Well, the buzz was 50,000 gallons of fake blood, and the surprise is that it’s well used. Even more strange, the buzz was a well-designed, not overly-derivative remake of a horror classic, and…it’s true! Evil Dead is good. It’s not in the same class as its source material, and that should be clear from the start. But it’s a unique, gore-drenched, soul-swallowing good time.
If the movie has flaws – and it does, many – the contemporary horror genre probably shares at least equal blame with director Fede Alvarez. Alvarez’ work is a bold attempt to create a thematically relevant horror film which is at once respectful of its source, a stand-alone work, and a reaction to the many stagnancies in today’s gore flicks. Unsurprisingly, it ends up a bit of a jack-of-all-trades deal.
But first, the good: Evil Dead is clever as hell, and the work of a remarkably tight storyteller. Like the original, Dead’s bare-bones plot is the basis for inventive and material-transcending camerawork, but in this case, the film is also an allegory about drug addiction which is closely and effectively plotted. The soul-possession, friend-against-friend horror, and even the infamous rape sequence of the original are presented to us not arbitrarily, but closely wound into an effective story.
(Or at least, what would be an effective story if its protagonist didn’t spend the majority of the second act as a ghoul, forcing her brother into an “interim protagonist” role à la Annie Knowby in Evil Dead 2 and ultimately muzzling the impact of the film’s climax. But I parenthesize this thought because this flaw actually signifies the film’s dedication to standout storytelling; Alvarez has chosen a device which is unique not just in relative to its genre, but also to traditional narrative, and if it doesn’t work, at least – in the genre perhaps most plagued by cliché – he tried.)

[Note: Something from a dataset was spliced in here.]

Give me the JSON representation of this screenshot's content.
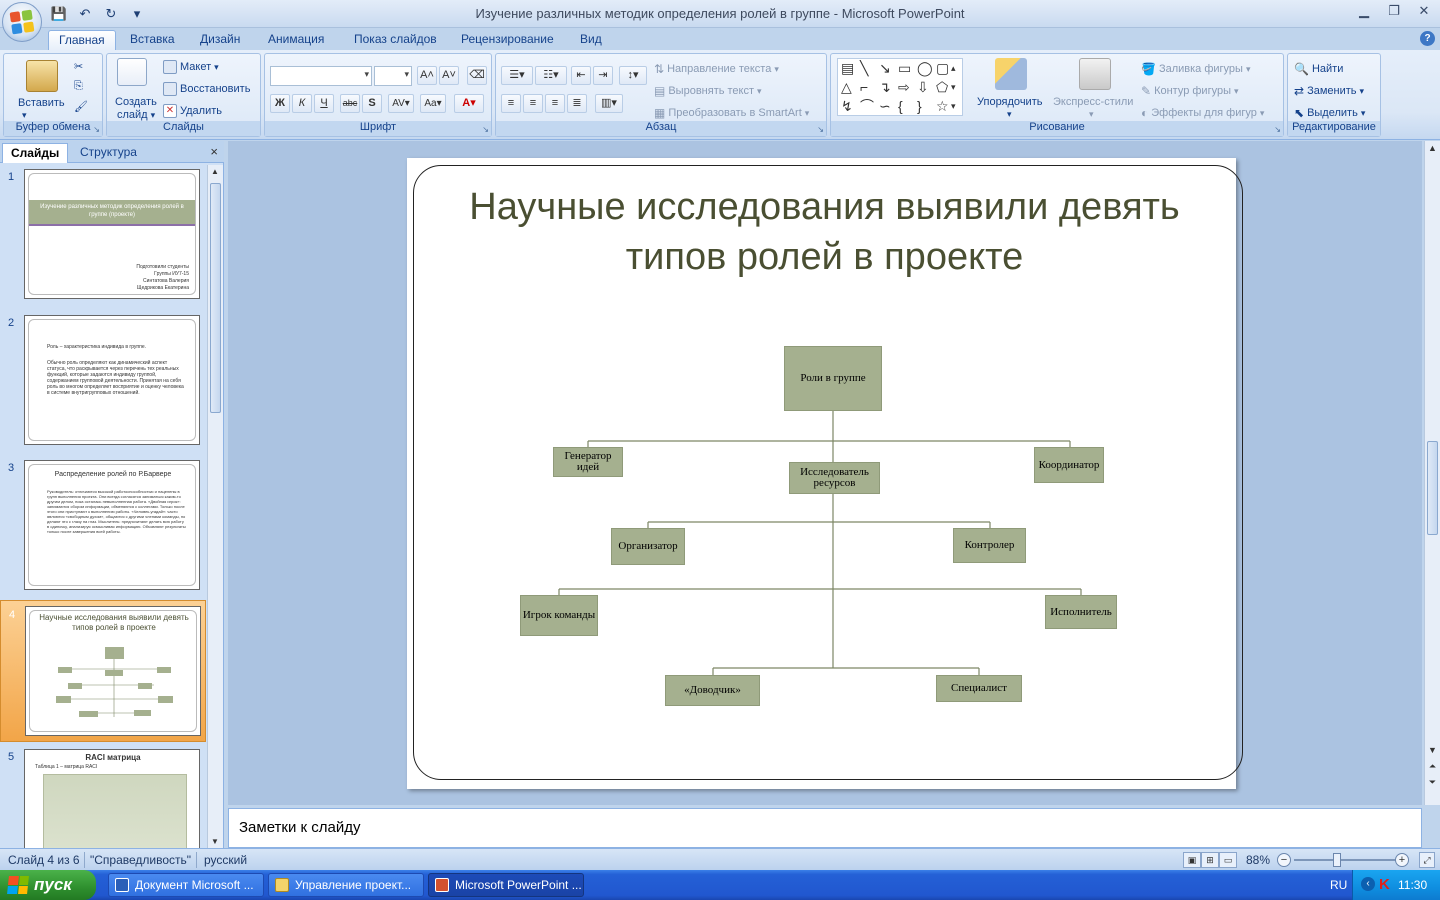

The film looks great. It really does. The climax, especially, is a relentless series of memorable, blood-soaked images (though one sequence may owe a bit much to Gareth Evans and his 2011 film The Raid: Redemption), but the entire film is well-lit, beautifully composed, and crawling with shadows.
It’s slick. But gosh darnit, it’s too slick.
It’s not that Evil Dead could have looked like the original. There’s a feeling of suspense that’s almost inherent in the unpolished grunge of Raimi’s 1981 film, that Texas Chainsaw verité that evokes Grandma’s 8mm home videos and becomes horrifying in the juxtaposition. Raimi’s Evil soared through dully coloured, chaotic trees, roaring, jittering unpredictably; Alvarez’ POV shots instead swoop gracefully down to screaming protagonists awash in picture-perfect colour and attractive composition. It’s horror not as an unseemly blemish on the artistic grace of film, but coupled with it, and it is too nice. We don’t cringe to look at it, feel a sense of trespass, share the guilt of brutal voyeurism with our fellow theatre-goers. We are carried along. We are safe.
Gone, too, are the unpredictable, kinetic horror sequences of the original. Horror in Alvarez’ Evil Dead happens slowly – we are meant to squirm, not shriek, as Mia runs a split-open, bloody tongue lasciviously up Natalie’s thigh. Natalie seems trapped in horrified stillness, but this should be the audience’s role, not hers; we should find terror in inability, not inaction. The film is nothing like torture porn, but the paralyzation of that sub-genre seems to have snuck into Evil Dead and dulled its characters’ responses. At times, the film verges on the nasty junk-food voyeurism of contemporary horror, the punishment of the passive.
Finally, we are safe in the film’s allegory. While the vine rape sequence did manage to push a few of the squeamish out of the screening, Alvarez has done a curious thing; incorporated into the story and made metaphor, the rape somehow becomes more palatable. The film’s joyfully bloody climax, too, repeatedly makes us aware that it is operating on the level of metaphor, and somewhat softens the sheer visceral impact of bodily destruction. Perhaps there is an insurmountable conflict between the two aims of enjoyable gore flick and effective emotional story. Laugier’s Martyrs, for instance, seemed to need to compartmentalize the two.
Still, much of the film’s horror displays incredible passion on Alvarez’ part, with a healthy dose of mean-spirited good fun to boot. The film doles carnage out gleefully, but fairly; the film wavers between outright brutality and gruesome black comedy, but it does so knowingly and carefully. The duct tape is funny. The Regan MacNeil-style demonic cursing is, too. My personal favourite, the Eric/Olivia bathroom showdown, is one of many scenes that strikes a perfect balance – the tooth-grinding viciousness of the scene’s climax is made all the more difficult by the ghoulish comedy of Eric slipping on…well, you’ll see.
Alvarez’ Evil Dead is a horror film with a unique story, outstanding practical gore effects, and an often successful merging of two eras of horror filmmaking. If it’s too slick, so is contemporary horror; Evil Dead is one of the best of right now and should stand the test of time, too.